- _PROMPT_
Starting from the first line below, count the lines carrying the string "taskbar" and answer with the count by itself.

- _DATASET EXCERPTS_
*** Begin section ***

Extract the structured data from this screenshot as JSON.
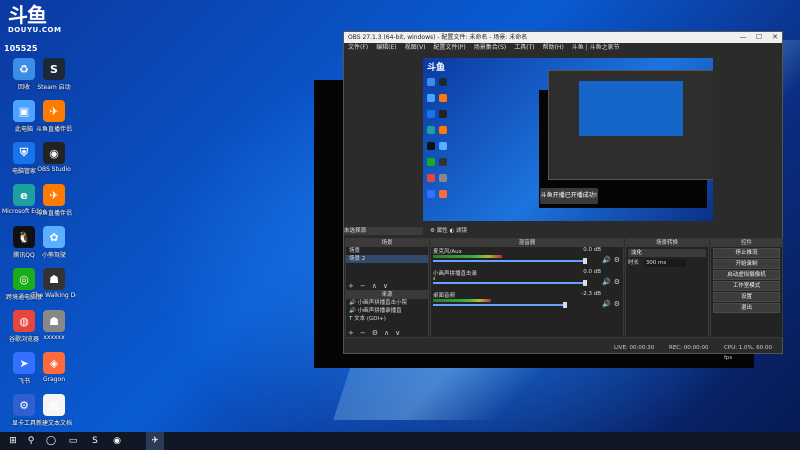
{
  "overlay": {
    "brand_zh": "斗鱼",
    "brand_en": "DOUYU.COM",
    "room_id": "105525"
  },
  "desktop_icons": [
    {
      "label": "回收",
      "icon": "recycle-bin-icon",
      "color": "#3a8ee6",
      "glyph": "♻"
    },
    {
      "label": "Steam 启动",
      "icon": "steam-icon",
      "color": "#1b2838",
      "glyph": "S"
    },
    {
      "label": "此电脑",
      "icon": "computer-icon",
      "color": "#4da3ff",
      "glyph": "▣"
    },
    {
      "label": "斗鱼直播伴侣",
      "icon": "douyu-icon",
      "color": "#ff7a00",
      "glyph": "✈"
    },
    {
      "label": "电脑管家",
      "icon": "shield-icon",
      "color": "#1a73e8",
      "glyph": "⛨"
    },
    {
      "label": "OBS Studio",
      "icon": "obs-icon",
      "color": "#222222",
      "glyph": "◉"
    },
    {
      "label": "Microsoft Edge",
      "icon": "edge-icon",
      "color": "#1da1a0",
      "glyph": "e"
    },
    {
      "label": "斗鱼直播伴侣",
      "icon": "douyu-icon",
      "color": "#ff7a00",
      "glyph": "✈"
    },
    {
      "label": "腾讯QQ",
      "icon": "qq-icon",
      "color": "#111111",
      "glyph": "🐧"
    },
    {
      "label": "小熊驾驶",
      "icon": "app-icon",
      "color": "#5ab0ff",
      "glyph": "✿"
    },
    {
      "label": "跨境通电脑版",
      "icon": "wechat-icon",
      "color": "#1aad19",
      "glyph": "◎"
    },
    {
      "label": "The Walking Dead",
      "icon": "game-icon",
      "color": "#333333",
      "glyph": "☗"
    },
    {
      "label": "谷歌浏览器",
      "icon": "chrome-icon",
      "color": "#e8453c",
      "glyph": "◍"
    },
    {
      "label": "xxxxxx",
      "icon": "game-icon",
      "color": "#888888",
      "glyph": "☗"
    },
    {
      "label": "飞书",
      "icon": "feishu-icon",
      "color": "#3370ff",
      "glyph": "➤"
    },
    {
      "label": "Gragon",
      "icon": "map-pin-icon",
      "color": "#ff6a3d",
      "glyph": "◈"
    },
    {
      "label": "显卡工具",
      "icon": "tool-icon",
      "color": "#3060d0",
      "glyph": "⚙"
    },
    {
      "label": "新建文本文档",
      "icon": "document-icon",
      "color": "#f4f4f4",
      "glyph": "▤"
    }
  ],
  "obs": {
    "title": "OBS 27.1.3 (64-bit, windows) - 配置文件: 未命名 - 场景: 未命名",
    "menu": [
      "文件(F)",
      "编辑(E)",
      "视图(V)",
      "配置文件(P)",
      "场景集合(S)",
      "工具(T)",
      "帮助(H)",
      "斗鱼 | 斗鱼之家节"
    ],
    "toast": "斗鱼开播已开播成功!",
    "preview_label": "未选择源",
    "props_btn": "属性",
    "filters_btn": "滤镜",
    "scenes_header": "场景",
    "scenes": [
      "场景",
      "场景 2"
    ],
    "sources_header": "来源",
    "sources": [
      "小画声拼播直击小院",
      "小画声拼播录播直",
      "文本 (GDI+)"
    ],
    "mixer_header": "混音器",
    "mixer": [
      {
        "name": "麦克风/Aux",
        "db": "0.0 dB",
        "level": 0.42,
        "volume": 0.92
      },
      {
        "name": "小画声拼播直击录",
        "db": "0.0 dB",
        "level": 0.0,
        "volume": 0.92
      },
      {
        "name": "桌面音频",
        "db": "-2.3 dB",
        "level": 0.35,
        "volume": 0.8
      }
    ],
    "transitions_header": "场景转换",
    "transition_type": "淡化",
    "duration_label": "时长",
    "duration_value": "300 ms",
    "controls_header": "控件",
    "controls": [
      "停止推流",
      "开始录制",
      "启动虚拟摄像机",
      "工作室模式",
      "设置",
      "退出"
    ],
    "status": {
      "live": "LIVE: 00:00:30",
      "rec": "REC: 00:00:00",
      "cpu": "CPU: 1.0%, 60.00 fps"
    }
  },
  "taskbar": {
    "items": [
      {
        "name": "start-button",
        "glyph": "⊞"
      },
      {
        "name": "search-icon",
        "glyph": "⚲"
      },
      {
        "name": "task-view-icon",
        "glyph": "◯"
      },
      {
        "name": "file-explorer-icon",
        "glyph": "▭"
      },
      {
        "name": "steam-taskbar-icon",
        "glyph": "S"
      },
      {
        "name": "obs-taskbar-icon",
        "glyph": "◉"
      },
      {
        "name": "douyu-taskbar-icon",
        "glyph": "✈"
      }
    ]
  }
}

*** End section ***

- _TASK SOLUTION_
4